## INPUT DATA
------------------------------------------------------------------------
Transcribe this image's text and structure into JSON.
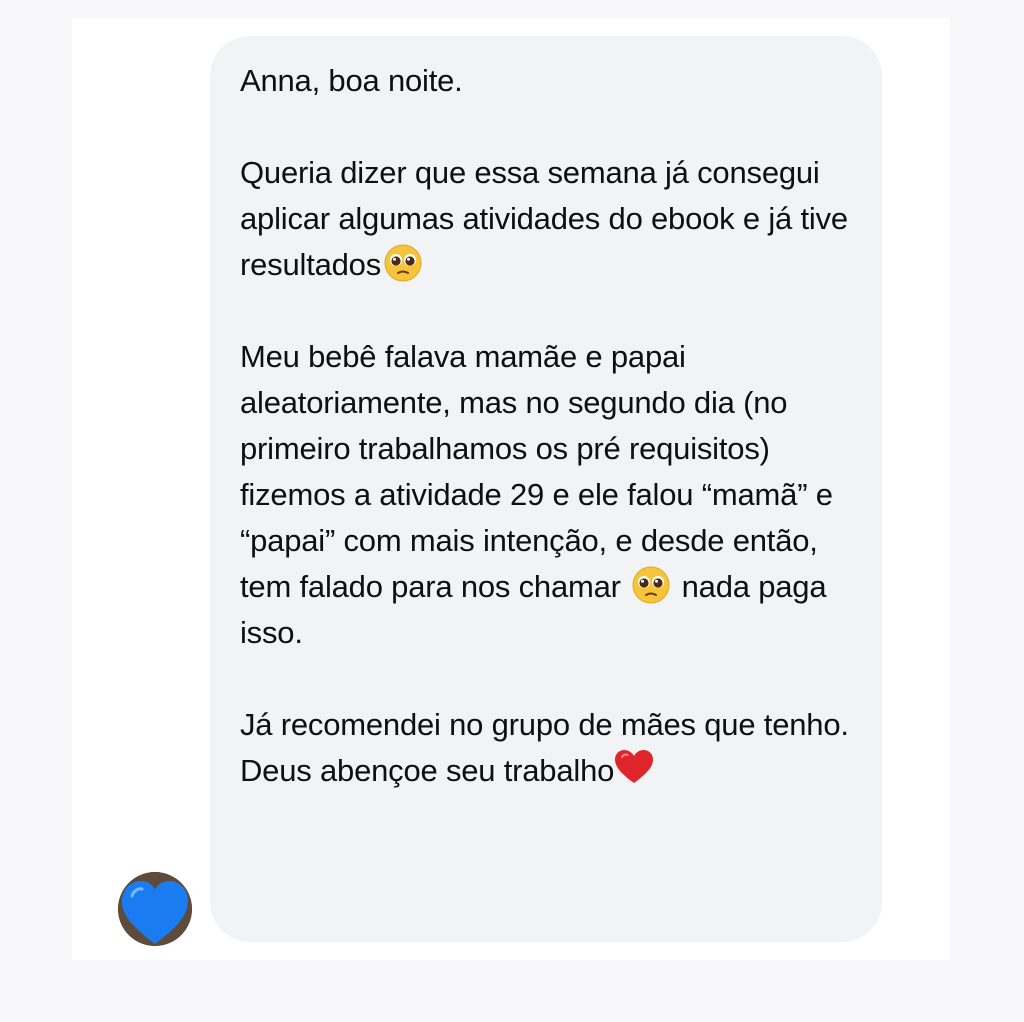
{
  "message": {
    "greeting": "Anna, boa noite.",
    "paragraph_2": "Queria dizer que essa semana já consegui aplicar algumas atividades do ebook e já tive resultados",
    "paragraph_3_part_1": "Meu bebê falava mamãe e papai aleatoriamente, mas no segundo dia (no primeiro trabalhamos os pré requisitos) fizemos a atividade 29 e ele falou “mamã” e “papai” com mais intenção, e desde então, tem falado para nos chamar",
    "paragraph_3_part_2": "nada paga isso.",
    "paragraph_4": "Já recomendei no grupo de mães que tenho. Deus abençoe seu trabalho",
    "emoji_1": "pleading-face-icon",
    "emoji_2": "pleading-face-icon",
    "emoji_3": "red-heart-icon"
  },
  "sender": {
    "avatar_icon": "blue-heart-icon"
  },
  "colors": {
    "bubble_background": "#f2f3f5",
    "text": "#0f0f0f",
    "page_background": "#ffffff",
    "outer_background": "#f8f8fa",
    "heart_red": "#e0242b",
    "heart_blue": "#1b7cf2"
  }
}
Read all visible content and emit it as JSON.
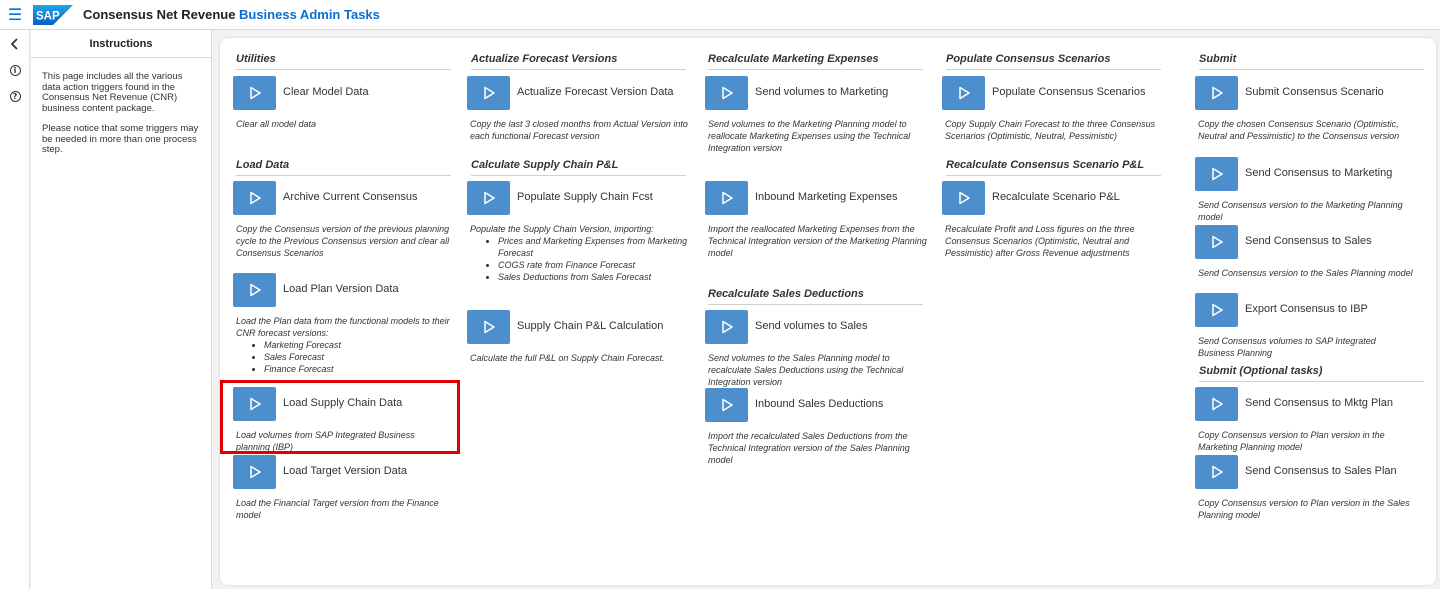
{
  "shell": {
    "logo_text": "SAP",
    "app_title": "Consensus Net Revenue",
    "page_name": "Business Admin Tasks"
  },
  "left_rail": {
    "collapse_icon": "chevron-left-icon",
    "info_icon": "info-icon",
    "help_icon": "help-icon"
  },
  "instructions": {
    "title": "Instructions",
    "paragraphs": [
      "This page includes all the various data action triggers found in the Consensus Net Revenue (CNR) business content package.",
      "Please notice that some triggers may be needed in more than one process step."
    ]
  },
  "colors": {
    "accent": "#0a6ed1",
    "button": "#4d8fcc",
    "highlight": "#e00000"
  },
  "sections": {
    "utilities": "Utilities",
    "load_data": "Load Data",
    "actualize": "Actualize Forecast Versions",
    "calc_supply": "Calculate Supply Chain P&L",
    "recalc_marketing": "Recalculate Marketing Expenses",
    "recalc_sales": "Recalculate Sales Deductions",
    "populate": "Populate Consensus Scenarios",
    "recalc_consensus": "Recalculate Consensus Scenario P&L",
    "submit": "Submit",
    "submit_optional": "Submit (Optional tasks)"
  },
  "tasks": {
    "clear_model": {
      "label": "Clear Model Data",
      "desc": "Clear all model data"
    },
    "archive": {
      "label": "Archive Current Consensus",
      "desc": "Copy the Consensus version of the previous planning cycle to the Previous Consensus version and clear all Consensus Scenarios"
    },
    "load_plan": {
      "label": "Load Plan Version Data",
      "desc": "Load the Plan data from the functional models to their CNR forecast versions:",
      "bullets": [
        "Marketing Forecast",
        "Sales Forecast",
        "Finance Forecast"
      ]
    },
    "load_supply": {
      "label": "Load Supply Chain Data",
      "desc": "Load volumes from SAP Integrated Business planning (IBP)"
    },
    "load_target": {
      "label": "Load Target Version Data",
      "desc": "Load the Financial Target version from the Finance model"
    },
    "actualize": {
      "label": "Actualize Forecast Version Data",
      "desc": "Copy the last 3 closed months from Actual Version into each functional Forecast version"
    },
    "populate_supply": {
      "label": "Populate Supply Chain Fcst",
      "desc": "Populate the Supply Chain Version, importing:",
      "bullets": [
        "Prices and Marketing Expenses from Marketing Forecast",
        "COGS rate from Finance Forecast",
        "Sales Deductions from Sales Forecast"
      ]
    },
    "supply_calc": {
      "label": "Supply Chain P&L Calculation",
      "desc": "Calculate the full P&L on Supply Chain Forecast."
    },
    "send_vol_marketing": {
      "label": "Send volumes to Marketing",
      "desc": "Send volumes to the Marketing Planning model to reallocate Marketing Expenses using the Technical Integration version"
    },
    "inbound_marketing": {
      "label": "Inbound Marketing Expenses",
      "desc": "Import the reallocated Marketing Expenses from the Technical Integration version of the Marketing Planning model"
    },
    "send_vol_sales": {
      "label": "Send volumes to Sales",
      "desc": "Send volumes to the Sales Planning model to recalculate Sales Deductions using the Technical Integration version"
    },
    "inbound_sales": {
      "label": "Inbound Sales Deductions",
      "desc": "Import the recalculated Sales Deductions from the Technical Integration version of the Sales Planning model"
    },
    "populate_consensus": {
      "label": "Populate Consensus Scenarios",
      "desc": "Copy Supply Chain Forecast to the three Consensus Scenarios (Optimistic, Neutral, Pessimistic)"
    },
    "recalc_scenario": {
      "label": "Recalculate Scenario P&L",
      "desc": "Recalculate Profit and Loss figures on the three Consensus Scenarios (Optimistic, Neutral and Pessimistic) after Gross Revenue adjustments"
    },
    "submit_consensus": {
      "label": "Submit Consensus Scenario",
      "desc": "Copy the chosen Consensus Scenario (Optimistic, Neutral and Pessimistic) to the Consensus version"
    },
    "send_cons_marketing": {
      "label": "Send Consensus to Marketing",
      "desc": "Send Consensus version to the Marketing Planning model"
    },
    "send_cons_sales": {
      "label": "Send Consensus to Sales",
      "desc": "Send Consensus version to the Sales Planning model"
    },
    "export_ibp": {
      "label": "Export Consensus to IBP",
      "desc": "Send Consensus volumes to SAP Integrated Business Planning"
    },
    "send_mktg_plan": {
      "label": "Send Consensus to Mktg Plan",
      "desc": "Copy Consensus version to Plan version in the Marketing Planning model"
    },
    "send_sales_plan": {
      "label": "Send Consensus to Sales Plan",
      "desc": "Copy Consensus version to Plan version in the Sales Planning model"
    }
  }
}
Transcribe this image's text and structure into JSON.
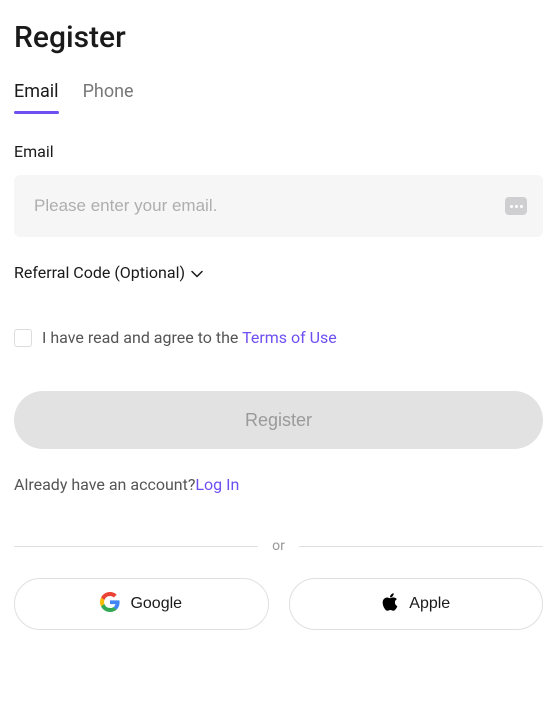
{
  "title": "Register",
  "tabs": {
    "email": "Email",
    "phone": "Phone"
  },
  "form": {
    "emailLabel": "Email",
    "emailPlaceholder": "Please enter your email.",
    "referralLabel": "Referral Code (Optional)",
    "termsPrefix": "I have read and agree to the ",
    "termsLink": "Terms of Use",
    "registerButton": "Register"
  },
  "login": {
    "prompt": "Already have an account?",
    "link": "Log In"
  },
  "divider": "or",
  "social": {
    "google": "Google",
    "apple": "Apple"
  }
}
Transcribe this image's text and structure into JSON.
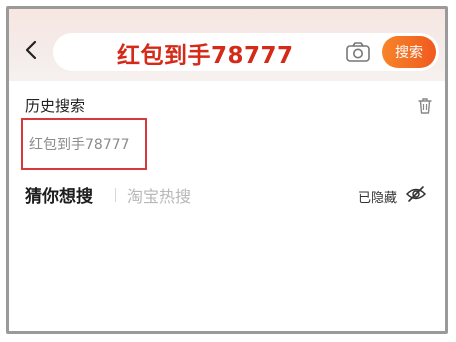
{
  "header": {
    "back_icon": "chevron-left-icon",
    "search_value": "红包到手78777",
    "camera_icon": "camera-icon",
    "search_button_label": "搜索",
    "accent_color": "#f26a22"
  },
  "history": {
    "title": "历史搜索",
    "delete_icon": "trash-icon",
    "items": [
      {
        "label": "红包到手78777"
      }
    ],
    "highlight_color": "#d6393c"
  },
  "suggestions": {
    "guess_title": "猜你想搜",
    "hot_title": "淘宝热搜",
    "hidden_label": "已隐藏",
    "hidden_icon": "eye-off-icon"
  }
}
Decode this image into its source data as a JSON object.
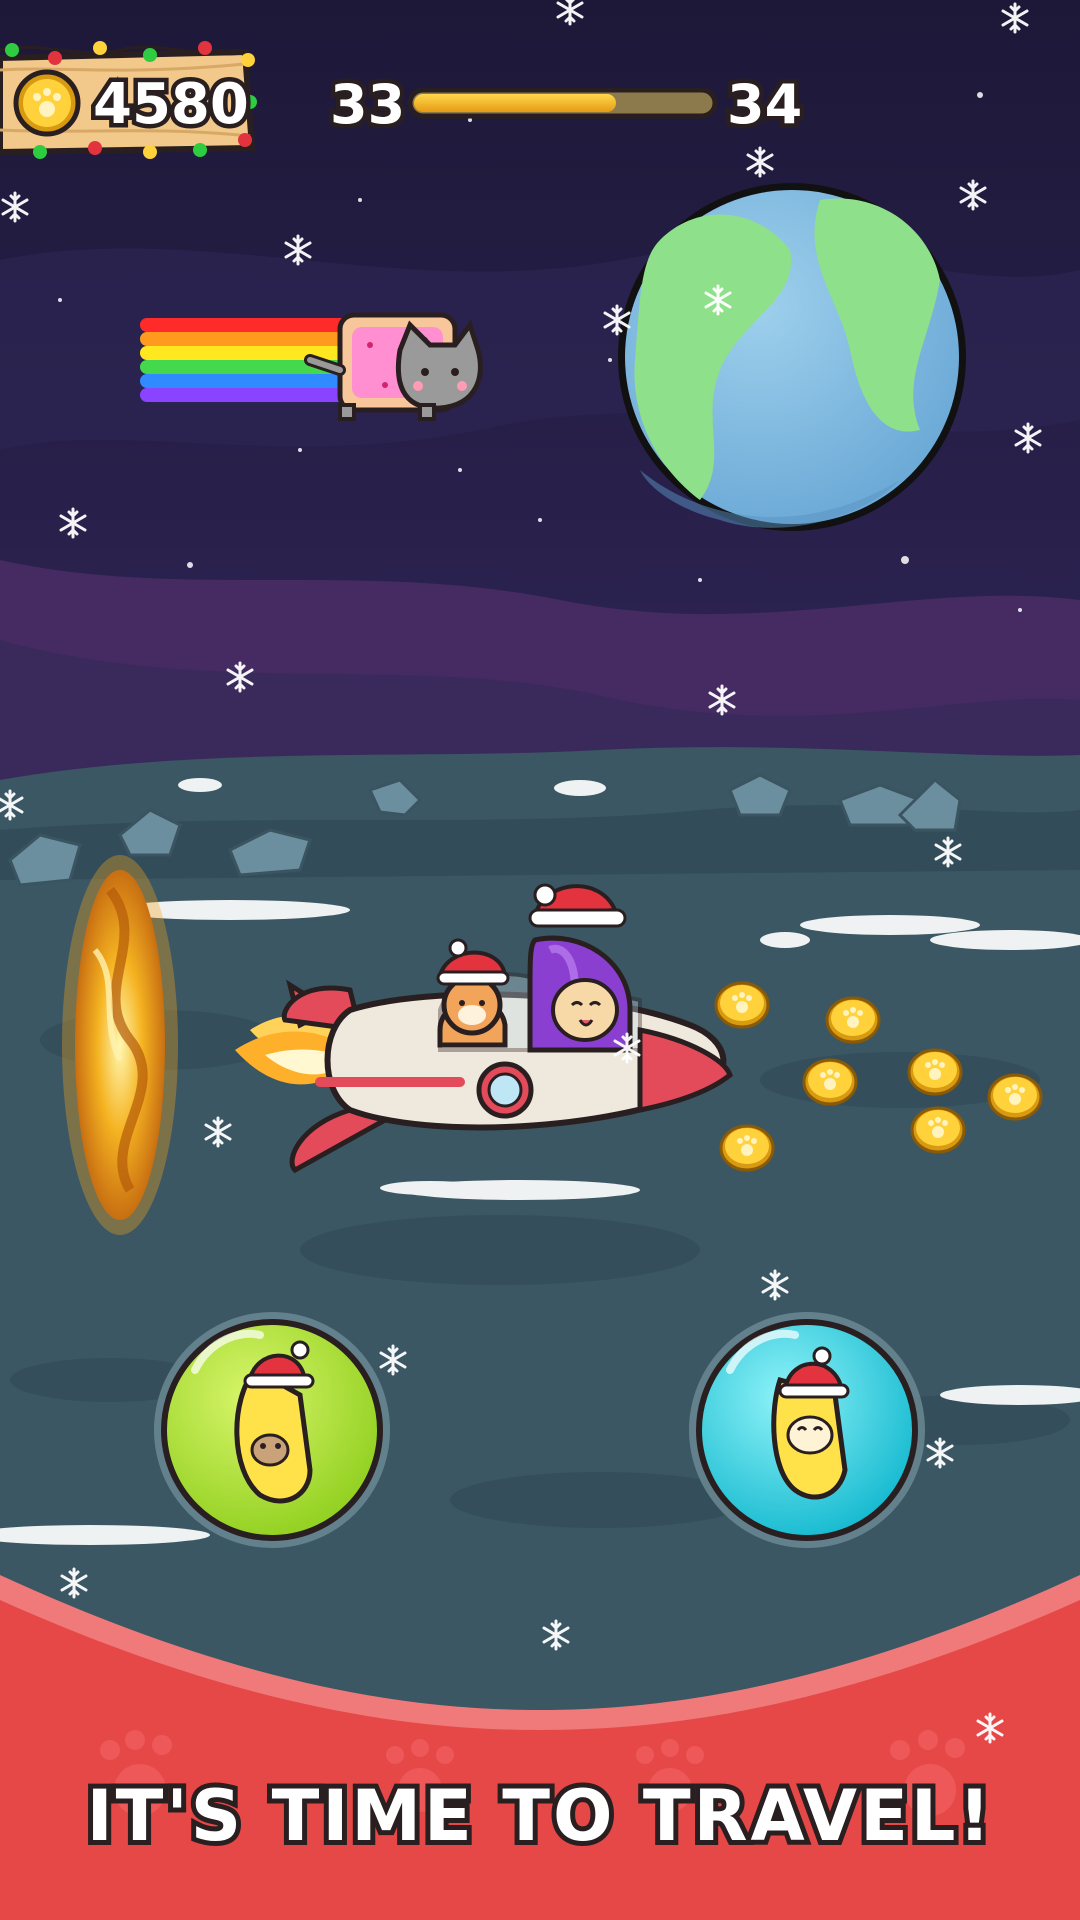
{
  "hud": {
    "coins": "4580",
    "level_current": "33",
    "level_next": "34",
    "level_progress": 0.68
  },
  "banner": {
    "text": "IT'S TIME TO TRAVEL!"
  },
  "icons": {
    "coin": "paw-coin-icon",
    "snowflake": "snowflake-icon"
  },
  "colors": {
    "sky": "#25204a",
    "ground": "#3b5763",
    "banner": "#e64848",
    "progress_fill": "#f5b52a",
    "bubble_green": "#b6e635",
    "bubble_cyan": "#33d6e3"
  }
}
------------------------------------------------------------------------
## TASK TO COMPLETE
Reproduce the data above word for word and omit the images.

## ANSWER AREA
Transcribe this image's text and structure into JSON.
{
  "message": {
    "greeting": "Anna, boa noite.",
    "paragraph_2": "Queria dizer que essa semana já consegui aplicar algumas atividades do ebook e já tive resultados",
    "paragraph_3_part_1": "Meu bebê falava mamãe e papai aleatoriamente, mas no segundo dia (no primeiro trabalhamos os pré requisitos) fizemos a atividade 29 e ele falou “mamã” e “papai” com mais intenção, e desde então, tem falado para nos chamar",
    "paragraph_3_part_2": "nada paga isso.",
    "paragraph_4": "Já recomendei no grupo de mães que tenho. Deus abençoe seu trabalho",
    "emoji_1": "pleading-face-icon",
    "emoji_2": "pleading-face-icon",
    "emoji_3": "red-heart-icon"
  },
  "sender": {
    "avatar_icon": "blue-heart-icon"
  },
  "colors": {
    "bubble_background": "#f2f3f5",
    "text": "#0f0f0f",
    "page_background": "#ffffff",
    "outer_background": "#f8f8fa",
    "heart_red": "#e0242b",
    "heart_blue": "#1b7cf2"
  }
}
Read all visible content and emit it as JSON.
{
  "shell": {
    "logo_text": "SAP",
    "app_title": "Consensus Net Revenue",
    "page_name": "Business Admin Tasks"
  },
  "left_rail": {
    "collapse_icon": "chevron-left-icon",
    "info_icon": "info-icon",
    "help_icon": "help-icon"
  },
  "instructions": {
    "title": "Instructions",
    "paragraphs": [
      "This page includes all the various data action triggers found in the Consensus Net Revenue (CNR) business content package.",
      "Please notice that some triggers may be needed in more than one process step."
    ]
  },
  "colors": {
    "accent": "#0a6ed1",
    "button": "#4d8fcc",
    "highlight": "#e00000"
  },
  "sections": {
    "utilities": "Utilities",
    "load_data": "Load Data",
    "actualize": "Actualize Forecast Versions",
    "calc_supply": "Calculate Supply Chain P&L",
    "recalc_marketing": "Recalculate Marketing Expenses",
    "recalc_sales": "Recalculate Sales Deductions",
    "populate": "Populate Consensus Scenarios",
    "recalc_consensus": "Recalculate Consensus Scenario P&L",
    "submit": "Submit",
    "submit_optional": "Submit (Optional tasks)"
  },
  "tasks": {
    "clear_model": {
      "label": "Clear Model Data",
      "desc": "Clear all model data"
    },
    "archive": {
      "label": "Archive Current Consensus",
      "desc": "Copy the Consensus version of the previous planning cycle to the Previous Consensus version and clear all Consensus Scenarios"
    },
    "load_plan": {
      "label": "Load Plan Version Data",
      "desc": "Load the Plan data from the functional models to their CNR forecast versions:",
      "bullets": [
        "Marketing Forecast",
        "Sales Forecast",
        "Finance Forecast"
      ]
    },
    "load_supply": {
      "label": "Load Supply Chain Data",
      "desc": "Load volumes from SAP Integrated Business planning (IBP)"
    },
    "load_target": {
      "label": "Load Target Version Data",
      "desc": "Load the Financial Target version from the Finance model"
    },
    "actualize": {
      "label": "Actualize Forecast Version Data",
      "desc": "Copy the last 3 closed months from Actual Version into each functional Forecast version"
    },
    "populate_supply": {
      "label": "Populate Supply Chain Fcst",
      "desc": "Populate the Supply Chain Version, importing:",
      "bullets": [
        "Prices and Marketing Expenses from Marketing Forecast",
        "COGS rate from Finance Forecast",
        "Sales Deductions from Sales Forecast"
      ]
    },
    "supply_calc": {
      "label": "Supply Chain P&L Calculation",
      "desc": "Calculate the full P&L on Supply Chain Forecast."
    },
    "send_vol_marketing": {
      "label": "Send volumes to Marketing",
      "desc": "Send volumes to the Marketing Planning model to reallocate Marketing Expenses using the Technical Integration version"
    },
    "inbound_marketing": {
      "label": "Inbound Marketing Expenses",
      "desc": "Import the reallocated Marketing Expenses from the Technical Integration version of the Marketing Planning model"
    },
    "send_vol_sales": {
      "label": "Send volumes to Sales",
      "desc": "Send volumes to the Sales Planning model to recalculate Sales Deductions using the Technical Integration version"
    },
    "inbound_sales": {
      "label": "Inbound Sales Deductions",
      "desc": "Import the recalculated Sales Deductions from the Technical Integration version of the Sales Planning model"
    },
    "populate_consensus": {
      "label": "Populate Consensus Scenarios",
      "desc": "Copy Supply Chain Forecast to the three Consensus Scenarios (Optimistic, Neutral, Pessimistic)"
    },
    "recalc_scenario": {
      "label": "Recalculate Scenario P&L",
      "desc": "Recalculate Profit and Loss figures on the three Consensus Scenarios (Optimistic, Neutral and Pessimistic) after Gross Revenue adjustments"
    },
    "submit_consensus": {
      "label": "Submit Consensus Scenario",
      "desc": "Copy the chosen Consensus Scenario (Optimistic, Neutral and Pessimistic) to the Consensus version"
    },
    "send_cons_marketing": {
      "label": "Send Consensus to Marketing",
      "desc": "Send Consensus version to the Marketing Planning model"
    },
    "send_cons_sales": {
      "label": "Send Consensus to Sales",
      "desc": "Send Consensus version to the Sales Planning model"
    },
    "export_ibp": {
      "label": "Export Consensus to IBP",
      "desc": "Send Consensus volumes to SAP Integrated Business Planning"
    },
    "send_mktg_plan": {
      "label": "Send Consensus to Mktg Plan",
      "desc": "Copy Consensus version to Plan version in the Marketing Planning model"
    },
    "send_sales_plan": {
      "label": "Send Consensus to Sales Plan",
      "desc": "Copy Consensus version to Plan version in the Sales Planning model"
    }
  }
}
Transcribe this image's text and structure into JSON.
{
  "title": "Register",
  "tabs": {
    "email": "Email",
    "phone": "Phone"
  },
  "form": {
    "emailLabel": "Email",
    "emailPlaceholder": "Please enter your email.",
    "referralLabel": "Referral Code (Optional)",
    "termsPrefix": "I have read and agree to the ",
    "termsLink": "Terms of Use",
    "registerButton": "Register"
  },
  "login": {
    "prompt": "Already have an account?",
    "link": "Log In"
  },
  "divider": "or",
  "social": {
    "google": "Google",
    "apple": "Apple"
  }
}
Transcribe this image's text and structure into JSON.
{
  "header": {
    "back_icon": "chevron-left-icon",
    "search_value": "红包到手78777",
    "camera_icon": "camera-icon",
    "search_button_label": "搜索",
    "accent_color": "#f26a22"
  },
  "history": {
    "title": "历史搜索",
    "delete_icon": "trash-icon",
    "items": [
      {
        "label": "红包到手78777"
      }
    ],
    "highlight_color": "#d6393c"
  },
  "suggestions": {
    "guess_title": "猜你想搜",
    "hot_title": "淘宝热搜",
    "hidden_label": "已隐藏",
    "hidden_icon": "eye-off-icon"
  }
}
Decode this image into its source data as a JSON object.
{
  "hud": {
    "coins": "4580",
    "level_current": "33",
    "level_next": "34",
    "level_progress": 0.68
  },
  "banner": {
    "text": "IT'S TIME TO TRAVEL!"
  },
  "icons": {
    "coin": "paw-coin-icon",
    "snowflake": "snowflake-icon"
  },
  "colors": {
    "sky": "#25204a",
    "ground": "#3b5763",
    "banner": "#e64848",
    "progress_fill": "#f5b52a",
    "bubble_green": "#b6e635",
    "bubble_cyan": "#33d6e3"
  }
}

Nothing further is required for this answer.